International Students’ Perspectives of America

Next time you’re walking around EvCC’s campus, take a moment to look at the people around you. It shouldn’t take long to notice a wide array of people with different cultural backgrounds. If you sit still for just a few minutes on a busy day, you will likely see dozens of unique individuals, each with their own untold stories.

EvCC is host to students from across the world and has served as their introduction to American culture. These stories are a vast treasure trove of unique perspectives and ideas that one can learn so much from.

Morgan Hoyt
KaHo Lai, an international student from Hong Kong.

KaHo Lai

KaHo Lai, a third-year, 21-year-old Mechanical Engineering student from Hong Kong, came to EvCC in the fall of 2015 after hearing about the Aviation Maintenance program. He deduced that if the school has a reputable aviation program, it must also have a solid engineering program.

Lai describes people in the US as friendlier. “I can just say ‘Hi, how are you?’ and start a conversation,” said Lai. “In Hong Kong, people will wonder about your intentions.” He describes everyone at EvCC as “very helpful.”

Julia Smilijanic

Another student is Julia Smiljanic, a 20-year-old communications major with a Canadian/American dual citizenship. She lived in Vancouver BC until three years ago, when she moved to Washington with her family.

According to Smiljanic, her Canadian friends have a distorted view of American gun violence and many believe all Americans love Donald Trump. For example, one of her friends told her that 80% of American gun owners have been injured by their own firearm.

Smilijanic intends to stay in the states and says she feels at home in Washington. “I always knew I wouldn’t be staying in BC,” said Smiljanic.

Emily Eme Arizal

Emily Eme Arizal, a 21-year-old biomedical science major, came to the United States from Malaysia in the spring of 2017.

Morgan Hoyt
Emily Eme Arizal, an international student from Malaysia.

Arizal doesn’t always feel safe.

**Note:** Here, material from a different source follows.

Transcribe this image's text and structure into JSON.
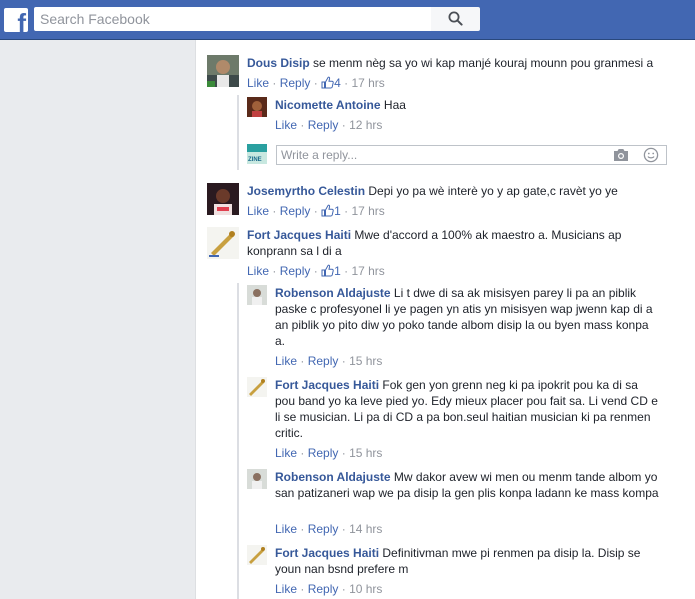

Anti-muslim sentiment has been a pervasive issue in current American politics, highlighted by Donald Trump’s “Muslim ban” in January 2017. However, what stands out to her isn’t the public anti-Muslim sentiment, but the vocal resistance, such as the many people who protested at airports when the ban was announced.

“Americans are confident and prepared to deal with the consequences of voicing their opinions.” She feels people in Malaysia are more likely to keep to themselves and avoid hurting anyone’s feelings.

A misconception Arizal had before arriving in the country was that Americans didn’t take their education seriously. Upon arrival, she found that to be untrue. In fact, she admires the lecturers for their knowledge and enthusiasm, and the hard-working students for being unafraid to ask questions.

“Americans seem  to be more curious and want to go deeper, and push the limits.”

Zaki Hamid

Zaki Hamid, 43, is an adjunct faculty member at EvCC from Jordan. He first applied for immigration to the US in 1982 and waited 12 long years before finally being accepted in 1994. In 2001, he achieved full citizenship.

Hamid was surprised by the poverty he saw in America. “How is it that a country this rich has so much poverty?” he asked himself.

“The United States doesn’t have a good reputation,” Hamid said, commenting on the way the country is viewed in Jordan, politically speaking. “I wasn’t prepared for how violent and aggressive the country can be.”

According to Hamid, the common Jordanian opinion of Americans is a lot more encouraging. “We have some very strong, warm feelings about the people.”

Hamid highlighted several experiences he had while road-tripping around the country in his youth. He spoke of meeting people all over who were warm and hospitable, with an amazing spirit of generosity.

Kana Furuta

Morgan Hoyt
Kana Furuta, an international student from Japan.

Finally, Kana Furuta, age 21, is a global studies major from Japan with a growing interest in journalism. Furuta lives in the EvCC dorms. She says the dorms are nice, but she laments that she doesn’t have her own kitchen.

Her perspective on American people mirrors what others have said. “People in America would be more friendly than in Japan… People in Japan are too shy and they don’t want to break their personal space.”

Furuta’s experiences in the bustling city of Tokyo have helped her appreciate some of the simpler things about living in a smaller city.

“I really like it in Everett. People are kind, and it’s not so busy,” said Furuta.

The diverse group of people that attend EvCC is a highlight for Furuta. She voiced appreciation for the large variation of cultures and ideas present in the college. She finished by stating, “Diversity will make us more knowledgeable.”

Every story has something to contribute to our lives, and yet so many fascinating stories fall through the cracks. We will never be able to catch them all, but by taking the time to stop and talk to a stranger, we can enrich our own.